What advice do you have for young women seeking jobs in the IT industry or in leadership roles?

One thing I would suggest is finding a mentor or advisor within your field – I have my own mentor and advisor – or joining a group or organization, like Women in Cybersecurity or something like that. I also suggest being a mentor: sharing your knowledge and experiences with the next up-and-coming cybersecurity professional, particularly young women in college or just entering the field. It’s nice to share not only your successes but also your failures, so they can learn from them, too.

What advice do you wish you had gotten when you first started your career?

When I started my second job in HR, the director of HR told me it was going to take me three years to learn my job. I wish every manager and that mentality. I wish every manager understood that even if you have ten years of experience, starting a new job at a new organization will take a while. It will take time to get up to speed on how the company does things and to get to know your team members. I thought that was really useful advice – it’s definitely true. I’m eight years in to human resources and three years in at GreyCastle Security, and I’m still learning new things every day – new situations still come up. It’s important to realize you’ll be a rock star eventually, but not in the first three months; it takes time to get there.

You mentioned finding a mentor as a key to success. What’s a good way to start those relationships?

Joining groups is a great way to find a mentor, or going to any workshop that you can. I’m attending a workshop tomorrow, as it gives you time to socialize and get to meet new people within your field, including women in leadership positions. It’s a great way to connect and find somebody who might share common goals or career aspirations.

Have you faced any particular challenges as a woman in leadership at an IT company?

Obviously, there haven’t been any particular problems at GreyCastle Security, and this is my first role at an IT company. In general, I think being heard can be very challenging. I’m a quiet person, so sometimes I can get talked over. I’m always making an effort to ensure that my voice is being heard, and I’m trying to do it in a way that doesn’t seem “feisty” or “snippy.”

Finally, what are you most proud of from your time here at GreyCastle Security?
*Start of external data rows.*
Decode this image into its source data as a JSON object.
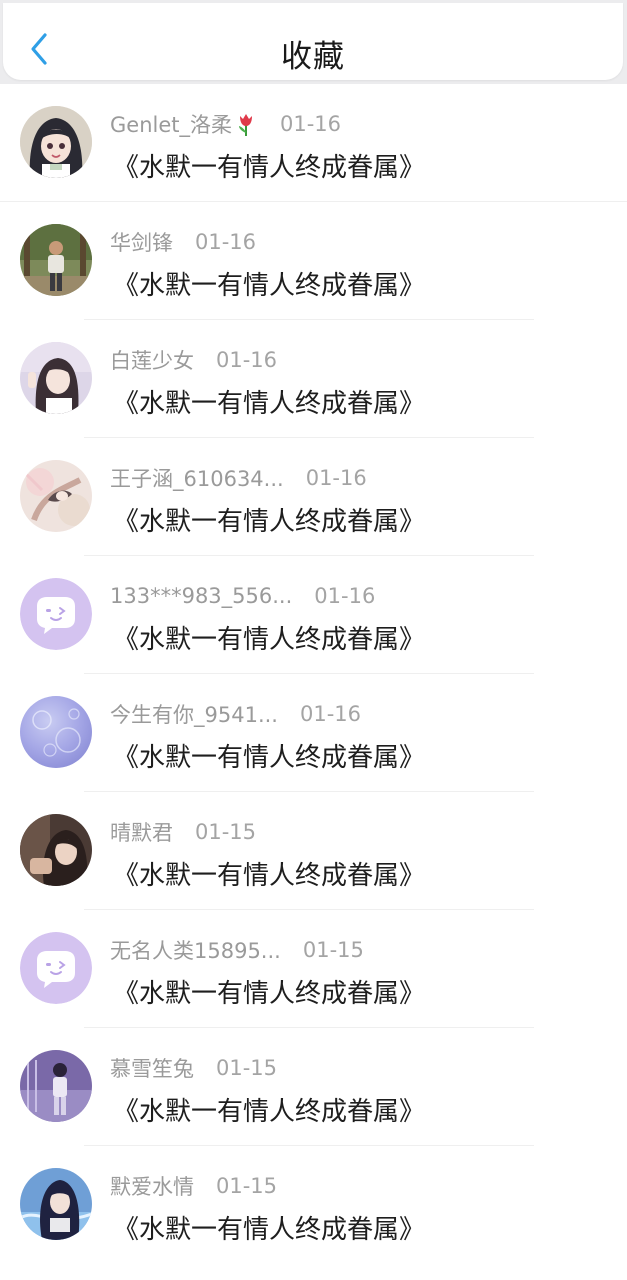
{
  "header": {
    "title": "收藏",
    "back_icon": "chevron-left-icon",
    "accent_color": "#2f9fe6"
  },
  "items": [
    {
      "user": "Genlet_洛柔",
      "date": "01-16",
      "content": "《水默一有情人终成眷属》",
      "avatar": "girl-anime-avatar",
      "emoji_icon": "tulip-icon"
    },
    {
      "user": "华剑锋",
      "date": "01-16",
      "content": "《水默一有情人终成眷属》",
      "avatar": "man-outdoor-avatar"
    },
    {
      "user": "白莲少女",
      "date": "01-16",
      "content": "《水默一有情人终成眷属》",
      "avatar": "girl-photo-avatar"
    },
    {
      "user": "王子涵_610634...",
      "date": "01-16",
      "content": "《水默一有情人终成眷属》",
      "avatar": "painting-avatar"
    },
    {
      "user": "133***983_556...",
      "date": "01-16",
      "content": "《水默一有情人终成眷属》",
      "avatar": "default-chat-avatar"
    },
    {
      "user": "今生有你_9541...",
      "date": "01-16",
      "content": "《水默一有情人终成眷属》",
      "avatar": "bubble-avatar"
    },
    {
      "user": "晴默君",
      "date": "01-15",
      "content": "《水默一有情人终成眷属》",
      "avatar": "woman-photo-avatar"
    },
    {
      "user": "无名人类15895...",
      "date": "01-15",
      "content": "《水默一有情人终成眷属》",
      "avatar": "default-chat-avatar"
    },
    {
      "user": "慕雪笙兔",
      "date": "01-15",
      "content": "《水默一有情人终成眷属》",
      "avatar": "purple-photo-avatar"
    },
    {
      "user": "默爱水情",
      "date": "01-15",
      "content": "《水默一有情人终成眷属》",
      "avatar": "anime-blue-avatar"
    }
  ]
}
What did you do that made you really happy here?

Honestly, I am most proud of how much I have grown professionally and how I’ve been a part of the company’s growth. GreyCastle Security took a chance on hiring me, and here I am three years later, working alongside such awesome people. I’m also proud of how much my colleagues have grown over the past three years. We’ve worked really collaboratively during my tenure here, and I’m excited to continue to do so.